#### [Exercise brief]
Would you mind restating all of the records word for word, skipping the pictures?

────────────────────────────────────────

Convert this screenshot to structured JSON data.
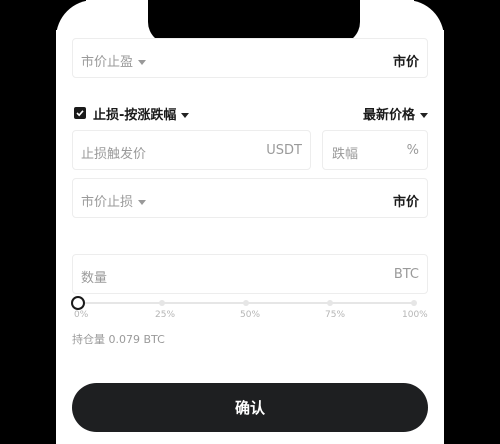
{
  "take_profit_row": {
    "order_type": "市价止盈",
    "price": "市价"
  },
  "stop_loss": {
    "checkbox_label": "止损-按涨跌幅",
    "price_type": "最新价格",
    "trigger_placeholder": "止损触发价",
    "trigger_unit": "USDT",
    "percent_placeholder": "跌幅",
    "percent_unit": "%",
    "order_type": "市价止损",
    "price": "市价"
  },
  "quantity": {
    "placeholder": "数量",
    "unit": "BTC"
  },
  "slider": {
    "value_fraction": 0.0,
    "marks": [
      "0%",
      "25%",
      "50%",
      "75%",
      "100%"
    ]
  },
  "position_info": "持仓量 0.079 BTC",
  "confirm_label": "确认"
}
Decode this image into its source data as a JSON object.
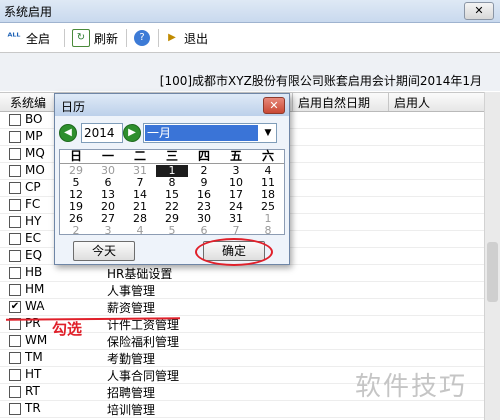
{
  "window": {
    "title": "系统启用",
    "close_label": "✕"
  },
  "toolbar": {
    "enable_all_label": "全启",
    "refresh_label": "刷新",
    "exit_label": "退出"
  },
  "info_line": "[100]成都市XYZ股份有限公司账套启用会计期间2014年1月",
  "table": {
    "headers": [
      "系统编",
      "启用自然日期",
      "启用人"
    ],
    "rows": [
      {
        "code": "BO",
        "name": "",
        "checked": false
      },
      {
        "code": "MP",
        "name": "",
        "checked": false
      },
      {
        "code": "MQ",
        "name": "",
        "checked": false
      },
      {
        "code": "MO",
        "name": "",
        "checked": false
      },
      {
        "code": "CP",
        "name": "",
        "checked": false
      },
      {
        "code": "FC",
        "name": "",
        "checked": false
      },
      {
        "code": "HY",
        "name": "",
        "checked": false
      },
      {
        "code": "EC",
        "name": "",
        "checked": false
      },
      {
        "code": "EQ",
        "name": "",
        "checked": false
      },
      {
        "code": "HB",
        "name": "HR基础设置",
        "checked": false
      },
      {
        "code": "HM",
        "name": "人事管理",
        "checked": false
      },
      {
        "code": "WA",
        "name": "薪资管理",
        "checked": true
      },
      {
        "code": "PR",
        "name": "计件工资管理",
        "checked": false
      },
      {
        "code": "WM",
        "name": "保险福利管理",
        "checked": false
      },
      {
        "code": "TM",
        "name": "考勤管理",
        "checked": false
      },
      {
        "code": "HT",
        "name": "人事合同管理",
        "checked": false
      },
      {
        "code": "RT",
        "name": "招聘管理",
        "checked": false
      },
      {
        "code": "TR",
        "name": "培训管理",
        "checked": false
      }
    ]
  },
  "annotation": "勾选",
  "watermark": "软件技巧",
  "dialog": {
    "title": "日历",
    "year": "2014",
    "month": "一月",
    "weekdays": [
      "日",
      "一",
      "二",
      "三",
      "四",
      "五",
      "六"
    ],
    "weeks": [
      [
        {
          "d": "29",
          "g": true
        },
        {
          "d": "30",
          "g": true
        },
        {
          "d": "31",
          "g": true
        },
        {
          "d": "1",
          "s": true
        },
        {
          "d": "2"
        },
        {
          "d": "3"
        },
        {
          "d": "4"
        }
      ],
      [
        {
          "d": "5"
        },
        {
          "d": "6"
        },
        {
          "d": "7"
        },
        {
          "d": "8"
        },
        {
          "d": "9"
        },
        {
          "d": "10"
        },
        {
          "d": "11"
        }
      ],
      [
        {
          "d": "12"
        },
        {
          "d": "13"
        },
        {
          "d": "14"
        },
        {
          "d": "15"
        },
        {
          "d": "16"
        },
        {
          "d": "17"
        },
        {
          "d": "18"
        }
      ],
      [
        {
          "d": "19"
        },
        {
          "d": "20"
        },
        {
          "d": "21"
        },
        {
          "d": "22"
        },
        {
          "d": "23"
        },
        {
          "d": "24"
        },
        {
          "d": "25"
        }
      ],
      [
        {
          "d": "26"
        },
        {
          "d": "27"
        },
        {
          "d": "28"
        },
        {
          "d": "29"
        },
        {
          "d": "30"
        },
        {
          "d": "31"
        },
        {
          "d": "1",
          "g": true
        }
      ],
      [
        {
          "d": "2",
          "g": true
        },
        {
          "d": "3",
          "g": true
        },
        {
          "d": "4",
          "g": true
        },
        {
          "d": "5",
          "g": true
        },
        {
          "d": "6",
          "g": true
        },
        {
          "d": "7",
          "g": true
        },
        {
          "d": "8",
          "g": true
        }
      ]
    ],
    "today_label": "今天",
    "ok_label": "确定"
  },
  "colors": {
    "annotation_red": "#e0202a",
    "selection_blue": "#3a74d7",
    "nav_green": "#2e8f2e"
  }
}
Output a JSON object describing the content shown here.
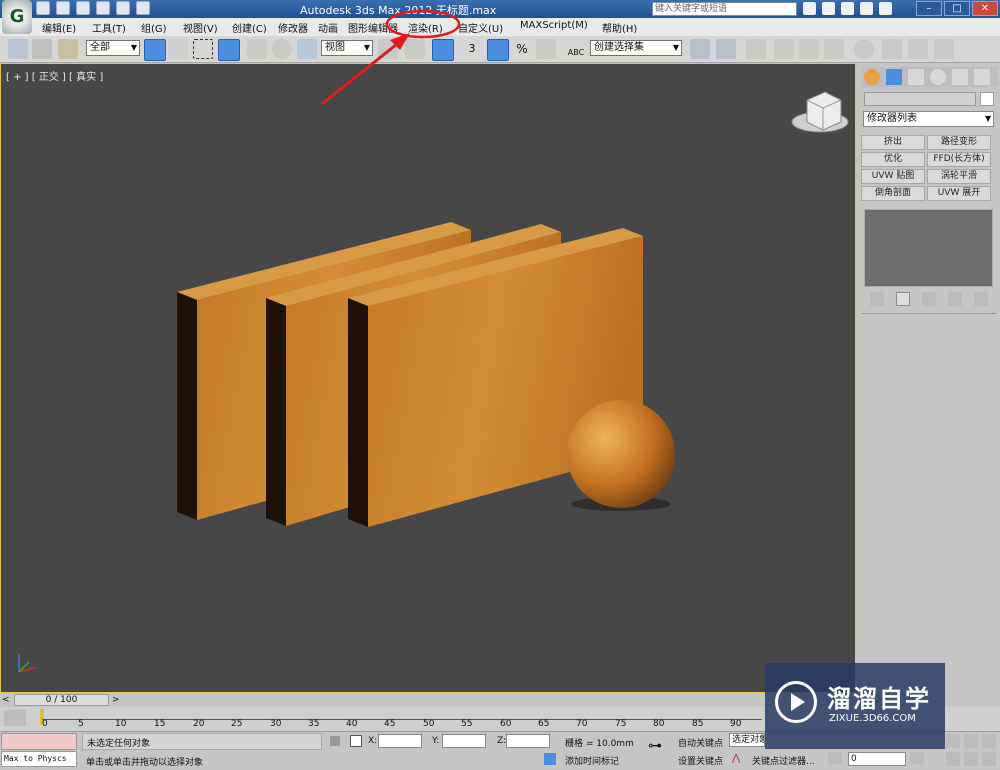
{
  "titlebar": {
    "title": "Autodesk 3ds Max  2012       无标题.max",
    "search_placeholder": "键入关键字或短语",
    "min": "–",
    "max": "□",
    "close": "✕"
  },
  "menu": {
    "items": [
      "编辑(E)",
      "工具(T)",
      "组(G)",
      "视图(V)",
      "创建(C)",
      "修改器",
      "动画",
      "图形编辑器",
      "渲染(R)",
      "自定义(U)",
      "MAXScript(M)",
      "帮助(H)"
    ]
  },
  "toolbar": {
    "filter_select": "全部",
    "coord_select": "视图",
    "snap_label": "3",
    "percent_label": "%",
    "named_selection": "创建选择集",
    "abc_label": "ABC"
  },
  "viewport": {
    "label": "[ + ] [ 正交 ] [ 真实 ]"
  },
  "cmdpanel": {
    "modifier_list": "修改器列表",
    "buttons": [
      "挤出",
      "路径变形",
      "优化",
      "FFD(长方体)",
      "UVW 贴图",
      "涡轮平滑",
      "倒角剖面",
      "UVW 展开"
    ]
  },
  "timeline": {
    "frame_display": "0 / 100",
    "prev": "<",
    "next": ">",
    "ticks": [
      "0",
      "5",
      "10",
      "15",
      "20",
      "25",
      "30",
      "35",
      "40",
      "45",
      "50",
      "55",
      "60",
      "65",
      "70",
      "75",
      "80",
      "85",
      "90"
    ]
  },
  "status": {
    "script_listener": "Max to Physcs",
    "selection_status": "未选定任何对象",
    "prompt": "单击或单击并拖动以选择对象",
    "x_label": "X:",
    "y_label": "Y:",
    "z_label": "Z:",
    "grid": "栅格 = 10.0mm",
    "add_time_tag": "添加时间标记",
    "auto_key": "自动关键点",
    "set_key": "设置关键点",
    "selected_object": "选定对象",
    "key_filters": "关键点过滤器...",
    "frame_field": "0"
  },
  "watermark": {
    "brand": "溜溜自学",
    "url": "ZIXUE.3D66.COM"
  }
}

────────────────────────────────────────

#### [Solution to this exercise]
Convert this screenshot to structured JSON data.
{
  "take_profit_row": {
    "order_type": "市价止盈",
    "price": "市价"
  },
  "stop_loss": {
    "checkbox_label": "止损-按涨跌幅",
    "price_type": "最新价格",
    "trigger_placeholder": "止损触发价",
    "trigger_unit": "USDT",
    "percent_placeholder": "跌幅",
    "percent_unit": "%",
    "order_type": "市价止损",
    "price": "市价"
  },
  "quantity": {
    "placeholder": "数量",
    "unit": "BTC"
  },
  "slider": {
    "value_fraction": 0.0,
    "marks": [
      "0%",
      "25%",
      "50%",
      "75%",
      "100%"
    ]
  },
  "position_info": "持仓量 0.079 BTC",
  "confirm_label": "确认"
}
Decode this image into its source data as a JSON object.
{
  "window": {
    "title": "系统启用",
    "close_label": "✕"
  },
  "toolbar": {
    "enable_all_label": "全启",
    "refresh_label": "刷新",
    "exit_label": "退出"
  },
  "info_line": "[100]成都市XYZ股份有限公司账套启用会计期间2014年1月",
  "table": {
    "headers": [
      "系统编",
      "启用自然日期",
      "启用人"
    ],
    "rows": [
      {
        "code": "BO",
        "name": "",
        "checked": false
      },
      {
        "code": "MP",
        "name": "",
        "checked": false
      },
      {
        "code": "MQ",
        "name": "",
        "checked": false
      },
      {
        "code": "MO",
        "name": "",
        "checked": false
      },
      {
        "code": "CP",
        "name": "",
        "checked": false
      },
      {
        "code": "FC",
        "name": "",
        "checked": false
      },
      {
        "code": "HY",
        "name": "",
        "checked": false
      },
      {
        "code": "EC",
        "name": "",
        "checked": false
      },
      {
        "code": "EQ",
        "name": "",
        "checked": false
      },
      {
        "code": "HB",
        "name": "HR基础设置",
        "checked": false
      },
      {
        "code": "HM",
        "name": "人事管理",
        "checked": false
      },
      {
        "code": "WA",
        "name": "薪资管理",
        "checked": true
      },
      {
        "code": "PR",
        "name": "计件工资管理",
        "checked": false
      },
      {
        "code": "WM",
        "name": "保险福利管理",
        "checked": false
      },
      {
        "code": "TM",
        "name": "考勤管理",
        "checked": false
      },
      {
        "code": "HT",
        "name": "人事合同管理",
        "checked": false
      },
      {
        "code": "RT",
        "name": "招聘管理",
        "checked": false
      },
      {
        "code": "TR",
        "name": "培训管理",
        "checked": false
      }
    ]
  },
  "annotation": "勾选",
  "watermark": "软件技巧",
  "dialog": {
    "title": "日历",
    "year": "2014",
    "month": "一月",
    "weekdays": [
      "日",
      "一",
      "二",
      "三",
      "四",
      "五",
      "六"
    ],
    "weeks": [
      [
        {
          "d": "29",
          "g": true
        },
        {
          "d": "30",
          "g": true
        },
        {
          "d": "31",
          "g": true
        },
        {
          "d": "1",
          "s": true
        },
        {
          "d": "2"
        },
        {
          "d": "3"
        },
        {
          "d": "4"
        }
      ],
      [
        {
          "d": "5"
        },
        {
          "d": "6"
        },
        {
          "d": "7"
        },
        {
          "d": "8"
        },
        {
          "d": "9"
        },
        {
          "d": "10"
        },
        {
          "d": "11"
        }
      ],
      [
        {
          "d": "12"
        },
        {
          "d": "13"
        },
        {
          "d": "14"
        },
        {
          "d": "15"
        },
        {
          "d": "16"
        },
        {
          "d": "17"
        },
        {
          "d": "18"
        }
      ],
      [
        {
          "d": "19"
        },
        {
          "d": "20"
        },
        {
          "d": "21"
        },
        {
          "d": "22"
        },
        {
          "d": "23"
        },
        {
          "d": "24"
        },
        {
          "d": "25"
        }
      ],
      [
        {
          "d": "26"
        },
        {
          "d": "27"
        },
        {
          "d": "28"
        },
        {
          "d": "29"
        },
        {
          "d": "30"
        },
        {
          "d": "31"
        },
        {
          "d": "1",
          "g": true
        }
      ],
      [
        {
          "d": "2",
          "g": true
        },
        {
          "d": "3",
          "g": true
        },
        {
          "d": "4",
          "g": true
        },
        {
          "d": "5",
          "g": true
        },
        {
          "d": "6",
          "g": true
        },
        {
          "d": "7",
          "g": true
        },
        {
          "d": "8",
          "g": true
        }
      ]
    ],
    "today_label": "今天",
    "ok_label": "确定"
  },
  "colors": {
    "annotation_red": "#e0202a",
    "selection_blue": "#3a74d7",
    "nav_green": "#2e8f2e"
  }
}
Output a JSON object describing the content shown here.
{
  "titlebar": {
    "title": "Autodesk 3ds Max  2012       无标题.max",
    "search_placeholder": "键入关键字或短语",
    "min": "–",
    "max": "□",
    "close": "✕"
  },
  "menu": {
    "items": [
      "编辑(E)",
      "工具(T)",
      "组(G)",
      "视图(V)",
      "创建(C)",
      "修改器",
      "动画",
      "图形编辑器",
      "渲染(R)",
      "自定义(U)",
      "MAXScript(M)",
      "帮助(H)"
    ]
  },
  "toolbar": {
    "filter_select": "全部",
    "coord_select": "视图",
    "snap_label": "3",
    "percent_label": "%",
    "named_selection": "创建选择集",
    "abc_label": "ABC"
  },
  "viewport": {
    "label": "[ + ] [ 正交 ] [ 真实 ]"
  },
  "cmdpanel": {
    "modifier_list": "修改器列表",
    "buttons": [
      "挤出",
      "路径变形",
      "优化",
      "FFD(长方体)",
      "UVW 贴图",
      "涡轮平滑",
      "倒角剖面",
      "UVW 展开"
    ]
  },
  "timeline": {
    "frame_display": "0 / 100",
    "prev": "<",
    "next": ">",
    "ticks": [
      "0",
      "5",
      "10",
      "15",
      "20",
      "25",
      "30",
      "35",
      "40",
      "45",
      "50",
      "55",
      "60",
      "65",
      "70",
      "75",
      "80",
      "85",
      "90"
    ]
  },
  "status": {
    "script_listener": "Max to Physcs",
    "selection_status": "未选定任何对象",
    "prompt": "单击或单击并拖动以选择对象",
    "x_label": "X:",
    "y_label": "Y:",
    "z_label": "Z:",
    "grid": "栅格 = 10.0mm",
    "add_time_tag": "添加时间标记",
    "auto_key": "自动关键点",
    "set_key": "设置关键点",
    "selected_object": "选定对象",
    "key_filters": "关键点过滤器...",
    "frame_field": "0"
  },
  "watermark": {
    "brand": "溜溜自学",
    "url": "ZIXUE.3D66.COM"
  }
}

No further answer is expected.